Task brief: Return a copy of every line in the data below that contains "this".
** Opening Provided records block **
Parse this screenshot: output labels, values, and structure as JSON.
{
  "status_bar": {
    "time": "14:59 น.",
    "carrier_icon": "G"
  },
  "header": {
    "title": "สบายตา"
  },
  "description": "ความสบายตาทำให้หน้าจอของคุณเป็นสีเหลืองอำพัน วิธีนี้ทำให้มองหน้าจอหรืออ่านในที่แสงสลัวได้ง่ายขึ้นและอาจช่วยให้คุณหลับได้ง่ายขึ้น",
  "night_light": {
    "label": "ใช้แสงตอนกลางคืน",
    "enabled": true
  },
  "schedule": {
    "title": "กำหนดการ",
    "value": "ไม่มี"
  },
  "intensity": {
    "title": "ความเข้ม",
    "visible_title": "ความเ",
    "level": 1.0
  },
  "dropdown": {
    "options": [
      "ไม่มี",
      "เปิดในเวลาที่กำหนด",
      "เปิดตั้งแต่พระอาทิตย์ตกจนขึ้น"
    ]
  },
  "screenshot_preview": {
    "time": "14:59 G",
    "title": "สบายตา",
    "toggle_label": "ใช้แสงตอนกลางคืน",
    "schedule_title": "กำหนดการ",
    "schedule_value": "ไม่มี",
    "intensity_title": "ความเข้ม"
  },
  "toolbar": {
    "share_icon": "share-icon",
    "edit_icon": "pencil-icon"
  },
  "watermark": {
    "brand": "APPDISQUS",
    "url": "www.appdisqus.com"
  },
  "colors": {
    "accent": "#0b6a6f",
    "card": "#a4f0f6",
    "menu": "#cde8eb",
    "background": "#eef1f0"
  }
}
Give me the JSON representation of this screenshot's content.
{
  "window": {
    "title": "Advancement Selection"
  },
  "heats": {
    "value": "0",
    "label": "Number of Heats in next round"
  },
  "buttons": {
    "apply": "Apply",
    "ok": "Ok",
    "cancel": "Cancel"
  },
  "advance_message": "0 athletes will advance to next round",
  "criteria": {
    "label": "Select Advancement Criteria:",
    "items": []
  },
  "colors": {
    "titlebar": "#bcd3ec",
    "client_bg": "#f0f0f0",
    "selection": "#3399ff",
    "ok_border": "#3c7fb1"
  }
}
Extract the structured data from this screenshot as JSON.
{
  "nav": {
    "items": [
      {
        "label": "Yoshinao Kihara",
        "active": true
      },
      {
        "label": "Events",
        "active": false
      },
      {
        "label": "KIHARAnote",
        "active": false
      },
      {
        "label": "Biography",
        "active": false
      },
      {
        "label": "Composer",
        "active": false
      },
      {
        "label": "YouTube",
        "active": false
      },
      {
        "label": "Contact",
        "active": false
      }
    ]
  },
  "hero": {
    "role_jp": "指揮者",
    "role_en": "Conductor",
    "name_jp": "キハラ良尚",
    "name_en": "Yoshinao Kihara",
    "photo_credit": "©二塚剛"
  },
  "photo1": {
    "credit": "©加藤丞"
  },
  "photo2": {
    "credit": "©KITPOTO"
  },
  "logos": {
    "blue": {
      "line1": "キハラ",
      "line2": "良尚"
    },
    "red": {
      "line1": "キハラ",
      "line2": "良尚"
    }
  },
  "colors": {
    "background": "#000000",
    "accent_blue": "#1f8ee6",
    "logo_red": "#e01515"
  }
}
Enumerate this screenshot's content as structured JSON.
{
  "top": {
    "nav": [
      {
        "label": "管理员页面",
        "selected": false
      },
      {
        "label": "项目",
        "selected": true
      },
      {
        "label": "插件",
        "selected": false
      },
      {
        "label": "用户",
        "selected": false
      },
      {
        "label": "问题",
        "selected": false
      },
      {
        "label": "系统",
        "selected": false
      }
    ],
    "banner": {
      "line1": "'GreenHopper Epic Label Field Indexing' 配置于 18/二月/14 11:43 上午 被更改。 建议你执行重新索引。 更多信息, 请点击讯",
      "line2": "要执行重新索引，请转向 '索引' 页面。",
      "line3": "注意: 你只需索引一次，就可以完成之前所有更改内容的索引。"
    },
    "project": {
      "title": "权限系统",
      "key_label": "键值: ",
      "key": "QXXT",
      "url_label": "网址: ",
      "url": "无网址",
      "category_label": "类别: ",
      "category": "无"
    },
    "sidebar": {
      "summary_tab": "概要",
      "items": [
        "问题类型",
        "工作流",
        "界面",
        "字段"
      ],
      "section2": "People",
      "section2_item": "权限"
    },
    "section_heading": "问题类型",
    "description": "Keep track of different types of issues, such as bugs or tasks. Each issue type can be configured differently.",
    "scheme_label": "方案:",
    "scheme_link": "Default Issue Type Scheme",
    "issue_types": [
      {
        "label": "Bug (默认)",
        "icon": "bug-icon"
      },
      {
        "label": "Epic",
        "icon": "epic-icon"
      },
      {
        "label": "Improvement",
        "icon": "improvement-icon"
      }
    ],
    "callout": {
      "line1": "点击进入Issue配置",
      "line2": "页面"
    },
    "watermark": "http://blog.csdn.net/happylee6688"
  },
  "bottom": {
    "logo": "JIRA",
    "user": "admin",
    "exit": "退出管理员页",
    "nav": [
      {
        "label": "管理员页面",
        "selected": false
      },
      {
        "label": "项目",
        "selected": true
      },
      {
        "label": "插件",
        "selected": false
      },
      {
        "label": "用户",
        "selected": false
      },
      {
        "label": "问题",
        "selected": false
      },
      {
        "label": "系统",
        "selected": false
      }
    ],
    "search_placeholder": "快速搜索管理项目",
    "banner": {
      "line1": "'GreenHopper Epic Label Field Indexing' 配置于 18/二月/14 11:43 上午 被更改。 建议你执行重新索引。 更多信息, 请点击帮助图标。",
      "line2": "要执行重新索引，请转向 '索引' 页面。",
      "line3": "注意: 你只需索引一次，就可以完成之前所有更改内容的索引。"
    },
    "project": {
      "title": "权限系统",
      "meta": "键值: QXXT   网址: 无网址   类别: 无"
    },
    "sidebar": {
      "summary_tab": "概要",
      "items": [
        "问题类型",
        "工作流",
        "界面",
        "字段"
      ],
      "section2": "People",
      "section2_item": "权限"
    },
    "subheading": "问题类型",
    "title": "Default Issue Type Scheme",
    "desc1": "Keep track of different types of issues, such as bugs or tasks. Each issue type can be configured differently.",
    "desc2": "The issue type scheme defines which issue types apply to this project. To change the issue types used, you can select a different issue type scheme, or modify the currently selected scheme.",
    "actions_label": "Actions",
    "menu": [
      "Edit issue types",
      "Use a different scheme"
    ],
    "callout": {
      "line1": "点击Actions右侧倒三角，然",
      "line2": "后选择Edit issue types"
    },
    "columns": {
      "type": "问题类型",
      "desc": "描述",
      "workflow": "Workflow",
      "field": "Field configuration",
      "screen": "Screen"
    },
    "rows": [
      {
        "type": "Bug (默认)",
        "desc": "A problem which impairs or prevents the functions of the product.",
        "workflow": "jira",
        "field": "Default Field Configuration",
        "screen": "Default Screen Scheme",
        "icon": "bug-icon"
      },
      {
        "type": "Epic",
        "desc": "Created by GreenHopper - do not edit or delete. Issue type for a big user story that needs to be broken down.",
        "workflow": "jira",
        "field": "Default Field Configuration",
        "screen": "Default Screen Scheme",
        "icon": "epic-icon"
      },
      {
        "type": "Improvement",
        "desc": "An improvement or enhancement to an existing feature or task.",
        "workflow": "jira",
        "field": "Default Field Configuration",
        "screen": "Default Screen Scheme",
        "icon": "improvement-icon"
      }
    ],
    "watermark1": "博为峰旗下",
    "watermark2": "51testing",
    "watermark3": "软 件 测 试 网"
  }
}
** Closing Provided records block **
Exercise response:
Parse this screenshot: output labels, values, and structure as JSON.
Give me the JSON representation of this screenshot's content.
Extract the structured data from this screenshot as JSON.
Enumerate this screenshot's content as structured JSON.
    "desc2": "The issue type scheme defines which issue types apply to this project. To change the issue types used, you can select a different issue type scheme, or modify the currently selected scheme.",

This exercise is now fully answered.